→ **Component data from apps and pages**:
****************

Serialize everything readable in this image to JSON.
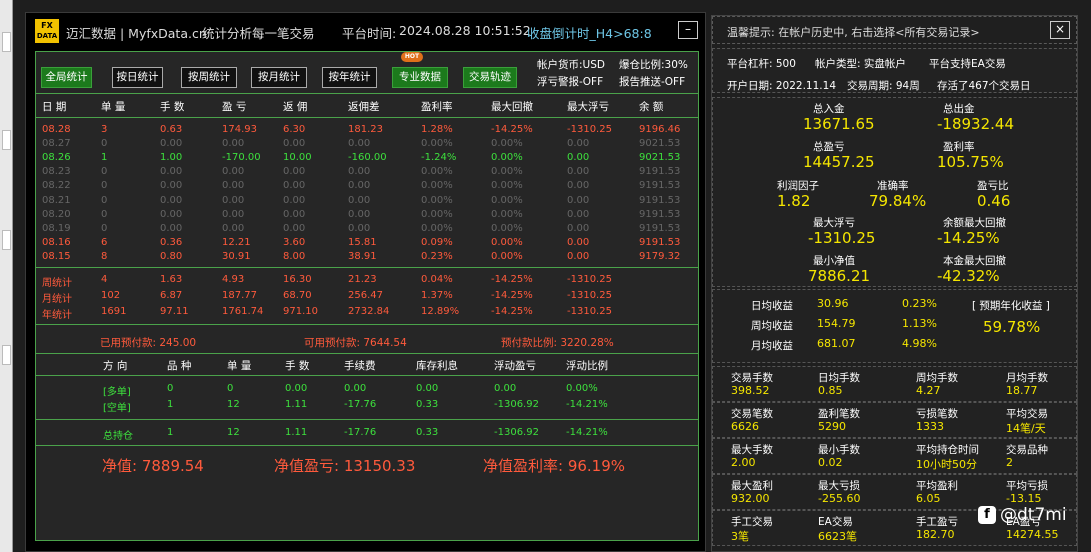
{
  "title": {
    "logo_top": "FX",
    "logo_bottom": "DATA",
    "brand": "迈汇数据 | MyfxData.cn",
    "subtitle": "统计分析每一笔交易",
    "time_label": "平台时间:",
    "time_value": "2024.08.28 10:51:52",
    "countdown": "收盘倒计时_H4>68:8",
    "minimize": "–"
  },
  "buttons": [
    "全局统计",
    "按日统计",
    "按周统计",
    "按月统计",
    "按年统计",
    "专业数据",
    "交易轨迹"
  ],
  "hot_badge": "HOT",
  "account_info": {
    "currency": "帐户货币:USD",
    "leverage_ratio": "爆仓比例:30%",
    "float_alert": "浮亏警报-OFF",
    "report_push": "报告推送-OFF"
  },
  "table_headers": [
    "日 期",
    "单 量",
    "手 数",
    "盈 亏",
    "返 佣",
    "返佣差",
    "盈利率",
    "最大回撤",
    "最大浮亏",
    "余 额"
  ],
  "daily_rows": [
    {
      "c": "red",
      "v": [
        "08.28",
        "3",
        "0.63",
        "174.93",
        "6.30",
        "181.23",
        "1.28%",
        "-14.25%",
        "-1310.25",
        "9196.46"
      ]
    },
    {
      "c": "gry",
      "v": [
        "08.27",
        "0",
        "0.00",
        "0.00",
        "0.00",
        "0.00",
        "0.00%",
        "0.00%",
        "0.00",
        "9021.53"
      ]
    },
    {
      "c": "grn",
      "v": [
        "08.26",
        "1",
        "1.00",
        "-170.00",
        "10.00",
        "-160.00",
        "-1.24%",
        "0.00%",
        "0.00",
        "9021.53"
      ]
    },
    {
      "c": "gry",
      "v": [
        "08.23",
        "0",
        "0.00",
        "0.00",
        "0.00",
        "0.00",
        "0.00%",
        "0.00%",
        "0.00",
        "9191.53"
      ]
    },
    {
      "c": "gry",
      "v": [
        "08.22",
        "0",
        "0.00",
        "0.00",
        "0.00",
        "0.00",
        "0.00%",
        "0.00%",
        "0.00",
        "9191.53"
      ]
    },
    {
      "c": "gry",
      "v": [
        "08.21",
        "0",
        "0.00",
        "0.00",
        "0.00",
        "0.00",
        "0.00%",
        "0.00%",
        "0.00",
        "9191.53"
      ]
    },
    {
      "c": "gry",
      "v": [
        "08.20",
        "0",
        "0.00",
        "0.00",
        "0.00",
        "0.00",
        "0.00%",
        "0.00%",
        "0.00",
        "9191.53"
      ]
    },
    {
      "c": "gry",
      "v": [
        "08.19",
        "0",
        "0.00",
        "0.00",
        "0.00",
        "0.00",
        "0.00%",
        "0.00%",
        "0.00",
        "9191.53"
      ]
    },
    {
      "c": "red",
      "v": [
        "08.16",
        "6",
        "0.36",
        "12.21",
        "3.60",
        "15.81",
        "0.09%",
        "0.00%",
        "0.00",
        "9191.53"
      ]
    },
    {
      "c": "red",
      "v": [
        "08.15",
        "8",
        "0.80",
        "30.91",
        "8.00",
        "38.91",
        "0.23%",
        "0.00%",
        "0.00",
        "9179.32"
      ]
    }
  ],
  "period_rows": [
    {
      "c": "red",
      "v": [
        "周统计",
        "4",
        "1.63",
        "4.93",
        "16.30",
        "21.23",
        "0.04%",
        "-14.25%",
        "-1310.25"
      ]
    },
    {
      "c": "red",
      "v": [
        "月统计",
        "102",
        "6.87",
        "187.77",
        "68.70",
        "256.47",
        "1.37%",
        "-14.25%",
        "-1310.25"
      ]
    },
    {
      "c": "red",
      "v": [
        "年统计",
        "1691",
        "97.11",
        "1761.74",
        "971.10",
        "2732.84",
        "12.89%",
        "-14.25%",
        "-1310.25"
      ]
    }
  ],
  "margin": {
    "used": "已用预付款:  245.00",
    "free": "可用预付款:  7644.54",
    "ratio": "预付款比例:  3220.28%"
  },
  "pos_headers": [
    "方 向",
    "品 种",
    "单 量",
    "手 数",
    "手续费",
    "库存利息",
    "浮动盈亏",
    "浮动比例"
  ],
  "pos_rows": [
    {
      "c": "grn",
      "v": [
        "[多单]",
        "0",
        "0",
        "0.00",
        "0.00",
        "0.00",
        "0.00",
        "0.00%"
      ]
    },
    {
      "c": "grn",
      "v": [
        "[空单]",
        "1",
        "12",
        "1.11",
        "-17.76",
        "0.33",
        "-1306.92",
        "-14.21%"
      ]
    }
  ],
  "total_row": {
    "c": "grn",
    "v": [
      "总持仓",
      "1",
      "12",
      "1.11",
      "-17.76",
      "0.33",
      "-1306.92",
      "-14.21%"
    ]
  },
  "equity": {
    "net": "净值:  7889.54",
    "net_pl": "净值盈亏:  13150.33",
    "net_rate": "净值盈利率:  96.19%"
  },
  "right": {
    "tip": "温馨提示: 在帐户历史中, 右击选择<所有交易记录>",
    "close": "×",
    "row1": [
      "平台杠杆:  500",
      "帐户类型:  实盘帐户",
      "平台支持EA交易"
    ],
    "row2": [
      "开户日期:  2022.11.14",
      "交易周期:  94周",
      "存活了467个交易日"
    ],
    "pairs": [
      {
        "l1": "总入金",
        "v1": "13671.65",
        "l2": "总出金",
        "v2": "-18932.44"
      },
      {
        "l1": "总盈亏",
        "v1": "14457.25",
        "l2": "盈利率",
        "v2": "105.75%"
      }
    ],
    "triple": {
      "labels": [
        "利润因子",
        "准确率",
        "盈亏比"
      ],
      "values": [
        "1.82",
        "79.84%",
        "0.46"
      ]
    },
    "pairs2": [
      {
        "l1": "最大浮亏",
        "v1": "-1310.25",
        "l2": "余额最大回撤",
        "v2": "-14.25%"
      },
      {
        "l1": "最小净值",
        "v1": "7886.21",
        "l2": "本金最大回撤",
        "v2": "-42.32%"
      }
    ],
    "avg": {
      "rows": [
        [
          "日均收益",
          "30.96",
          "0.23%"
        ],
        [
          "周均收益",
          "154.79",
          "1.13%"
        ],
        [
          "月均收益",
          "681.07",
          "4.98%"
        ]
      ],
      "forecast_label": "[ 预期年化收益 ]",
      "forecast_value": "59.78%"
    },
    "grid": [
      [
        [
          "交易手数",
          "398.52"
        ],
        [
          "日均手数",
          "0.85"
        ],
        [
          "周均手数",
          "4.27"
        ],
        [
          "月均手数",
          "18.77"
        ]
      ],
      [
        [
          "交易笔数",
          "6626"
        ],
        [
          "盈利笔数",
          "5290"
        ],
        [
          "亏损笔数",
          "1333"
        ],
        [
          "平均交易",
          "14笔/天"
        ]
      ],
      [
        [
          "最大手数",
          "2.00"
        ],
        [
          "最小手数",
          "0.02"
        ],
        [
          "平均持仓时间",
          "10小时50分"
        ],
        [
          "交易品种",
          "2"
        ]
      ],
      [
        [
          "最大盈利",
          "932.00"
        ],
        [
          "最大亏损",
          "-255.60"
        ],
        [
          "平均盈利",
          "6.05"
        ],
        [
          "平均亏损",
          "-13.15"
        ]
      ],
      [
        [
          "手工交易",
          "3笔"
        ],
        [
          "EA交易",
          "6623笔"
        ],
        [
          "手工盈亏",
          "182.70"
        ],
        [
          "EA盈亏",
          "14274.55"
        ]
      ]
    ]
  },
  "watermark": {
    "icon": "f",
    "text": "@dt7mi"
  },
  "colors": {
    "red": "#ff5a3c",
    "green": "#3de03d",
    "gray": "#666666",
    "yellow": "#f5e600",
    "border_green": "#4aa24a",
    "button_green": "#1c7a1c",
    "cyan": "#6ec6e6"
  }
}
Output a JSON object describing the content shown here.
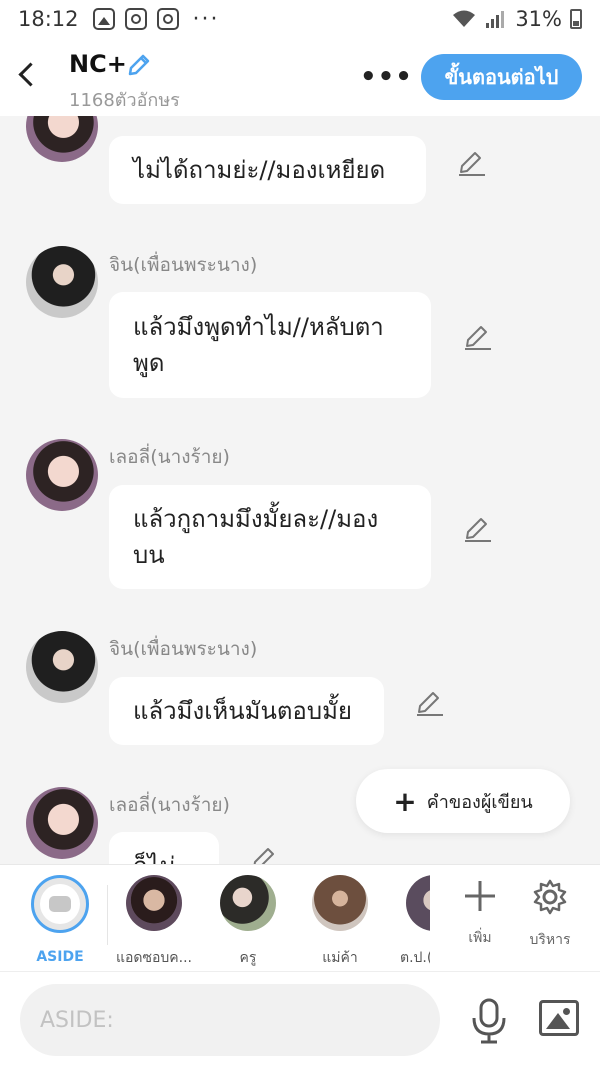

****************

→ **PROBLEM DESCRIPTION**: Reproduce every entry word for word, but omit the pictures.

→ **TASK RESPONSE**:
Serialize everything readable in this image to JSON.
{
  "title": {
    "logo_top": "FX",
    "logo_bottom": "DATA",
    "brand": "迈汇数据 | MyfxData.cn",
    "subtitle": "统计分析每一笔交易",
    "time_label": "平台时间:",
    "time_value": "2024.08.28 10:51:52",
    "countdown": "收盘倒计时_H4>68:8",
    "minimize": "–"
  },
  "buttons": [
    "全局统计",
    "按日统计",
    "按周统计",
    "按月统计",
    "按年统计",
    "专业数据",
    "交易轨迹"
  ],
  "hot_badge": "HOT",
  "account_info": {
    "currency": "帐户货币:USD",
    "leverage_ratio": "爆仓比例:30%",
    "float_alert": "浮亏警报-OFF",
    "report_push": "报告推送-OFF"
  },
  "table_headers": [
    "日 期",
    "单 量",
    "手 数",
    "盈 亏",
    "返 佣",
    "返佣差",
    "盈利率",
    "最大回撤",
    "最大浮亏",
    "余 额"
  ],
  "daily_rows": [
    {
      "c": "red",
      "v": [
        "08.28",
        "3",
        "0.63",
        "174.93",
        "6.30",
        "181.23",
        "1.28%",
        "-14.25%",
        "-1310.25",
        "9196.46"
      ]
    },
    {
      "c": "gry",
      "v": [
        "08.27",
        "0",
        "0.00",
        "0.00",
        "0.00",
        "0.00",
        "0.00%",
        "0.00%",
        "0.00",
        "9021.53"
      ]
    },
    {
      "c": "grn",
      "v": [
        "08.26",
        "1",
        "1.00",
        "-170.00",
        "10.00",
        "-160.00",
        "-1.24%",
        "0.00%",
        "0.00",
        "9021.53"
      ]
    },
    {
      "c": "gry",
      "v": [
        "08.23",
        "0",
        "0.00",
        "0.00",
        "0.00",
        "0.00",
        "0.00%",
        "0.00%",
        "0.00",
        "9191.53"
      ]
    },
    {
      "c": "gry",
      "v": [
        "08.22",
        "0",
        "0.00",
        "0.00",
        "0.00",
        "0.00",
        "0.00%",
        "0.00%",
        "0.00",
        "9191.53"
      ]
    },
    {
      "c": "gry",
      "v": [
        "08.21",
        "0",
        "0.00",
        "0.00",
        "0.00",
        "0.00",
        "0.00%",
        "0.00%",
        "0.00",
        "9191.53"
      ]
    },
    {
      "c": "gry",
      "v": [
        "08.20",
        "0",
        "0.00",
        "0.00",
        "0.00",
        "0.00",
        "0.00%",
        "0.00%",
        "0.00",
        "9191.53"
      ]
    },
    {
      "c": "gry",
      "v": [
        "08.19",
        "0",
        "0.00",
        "0.00",
        "0.00",
        "0.00",
        "0.00%",
        "0.00%",
        "0.00",
        "9191.53"
      ]
    },
    {
      "c": "red",
      "v": [
        "08.16",
        "6",
        "0.36",
        "12.21",
        "3.60",
        "15.81",
        "0.09%",
        "0.00%",
        "0.00",
        "9191.53"
      ]
    },
    {
      "c": "red",
      "v": [
        "08.15",
        "8",
        "0.80",
        "30.91",
        "8.00",
        "38.91",
        "0.23%",
        "0.00%",
        "0.00",
        "9179.32"
      ]
    }
  ],
  "period_rows": [
    {
      "c": "red",
      "v": [
        "周统计",
        "4",
        "1.63",
        "4.93",
        "16.30",
        "21.23",
        "0.04%",
        "-14.25%",
        "-1310.25"
      ]
    },
    {
      "c": "red",
      "v": [
        "月统计",
        "102",
        "6.87",
        "187.77",
        "68.70",
        "256.47",
        "1.37%",
        "-14.25%",
        "-1310.25"
      ]
    },
    {
      "c": "red",
      "v": [
        "年统计",
        "1691",
        "97.11",
        "1761.74",
        "971.10",
        "2732.84",
        "12.89%",
        "-14.25%",
        "-1310.25"
      ]
    }
  ],
  "margin": {
    "used": "已用预付款:  245.00",
    "free": "可用预付款:  7644.54",
    "ratio": "预付款比例:  3220.28%"
  },
  "pos_headers": [
    "方 向",
    "品 种",
    "单 量",
    "手 数",
    "手续费",
    "库存利息",
    "浮动盈亏",
    "浮动比例"
  ],
  "pos_rows": [
    {
      "c": "grn",
      "v": [
        "[多单]",
        "0",
        "0",
        "0.00",
        "0.00",
        "0.00",
        "0.00",
        "0.00%"
      ]
    },
    {
      "c": "grn",
      "v": [
        "[空单]",
        "1",
        "12",
        "1.11",
        "-17.76",
        "0.33",
        "-1306.92",
        "-14.21%"
      ]
    }
  ],
  "total_row": {
    "c": "grn",
    "v": [
      "总持仓",
      "1",
      "12",
      "1.11",
      "-17.76",
      "0.33",
      "-1306.92",
      "-14.21%"
    ]
  },
  "equity": {
    "net": "净值:  7889.54",
    "net_pl": "净值盈亏:  13150.33",
    "net_rate": "净值盈利率:  96.19%"
  },
  "right": {
    "tip": "温馨提示: 在帐户历史中, 右击选择<所有交易记录>",
    "close": "×",
    "row1": [
      "平台杠杆:  500",
      "帐户类型:  实盘帐户",
      "平台支持EA交易"
    ],
    "row2": [
      "开户日期:  2022.11.14",
      "交易周期:  94周",
      "存活了467个交易日"
    ],
    "pairs": [
      {
        "l1": "总入金",
        "v1": "13671.65",
        "l2": "总出金",
        "v2": "-18932.44"
      },
      {
        "l1": "总盈亏",
        "v1": "14457.25",
        "l2": "盈利率",
        "v2": "105.75%"
      }
    ],
    "triple": {
      "labels": [
        "利润因子",
        "准确率",
        "盈亏比"
      ],
      "values": [
        "1.82",
        "79.84%",
        "0.46"
      ]
    },
    "pairs2": [
      {
        "l1": "最大浮亏",
        "v1": "-1310.25",
        "l2": "余额最大回撤",
        "v2": "-14.25%"
      },
      {
        "l1": "最小净值",
        "v1": "7886.21",
        "l2": "本金最大回撤",
        "v2": "-42.32%"
      }
    ],
    "avg": {
      "rows": [
        [
          "日均收益",
          "30.96",
          "0.23%"
        ],
        [
          "周均收益",
          "154.79",
          "1.13%"
        ],
        [
          "月均收益",
          "681.07",
          "4.98%"
        ]
      ],
      "forecast_label": "[ 预期年化收益 ]",
      "forecast_value": "59.78%"
    },
    "grid": [
      [
        [
          "交易手数",
          "398.52"
        ],
        [
          "日均手数",
          "0.85"
        ],
        [
          "周均手数",
          "4.27"
        ],
        [
          "月均手数",
          "18.77"
        ]
      ],
      [
        [
          "交易笔数",
          "6626"
        ],
        [
          "盈利笔数",
          "5290"
        ],
        [
          "亏损笔数",
          "1333"
        ],
        [
          "平均交易",
          "14笔/天"
        ]
      ],
      [
        [
          "最大手数",
          "2.00"
        ],
        [
          "最小手数",
          "0.02"
        ],
        [
          "平均持仓时间",
          "10小时50分"
        ],
        [
          "交易品种",
          "2"
        ]
      ],
      [
        [
          "最大盈利",
          "932.00"
        ],
        [
          "最大亏损",
          "-255.60"
        ],
        [
          "平均盈利",
          "6.05"
        ],
        [
          "平均亏损",
          "-13.15"
        ]
      ],
      [
        [
          "手工交易",
          "3笔"
        ],
        [
          "EA交易",
          "6623笔"
        ],
        [
          "手工盈亏",
          "182.70"
        ],
        [
          "EA盈亏",
          "14274.55"
        ]
      ]
    ]
  },
  "watermark": {
    "icon": "f",
    "text": "@dt7mi"
  },
  "colors": {
    "red": "#ff5a3c",
    "green": "#3de03d",
    "gray": "#666666",
    "yellow": "#f5e600",
    "border_green": "#4aa24a",
    "button_green": "#1c7a1c",
    "cyan": "#6ec6e6"
  }
}
Output a JSON object describing the content shown here.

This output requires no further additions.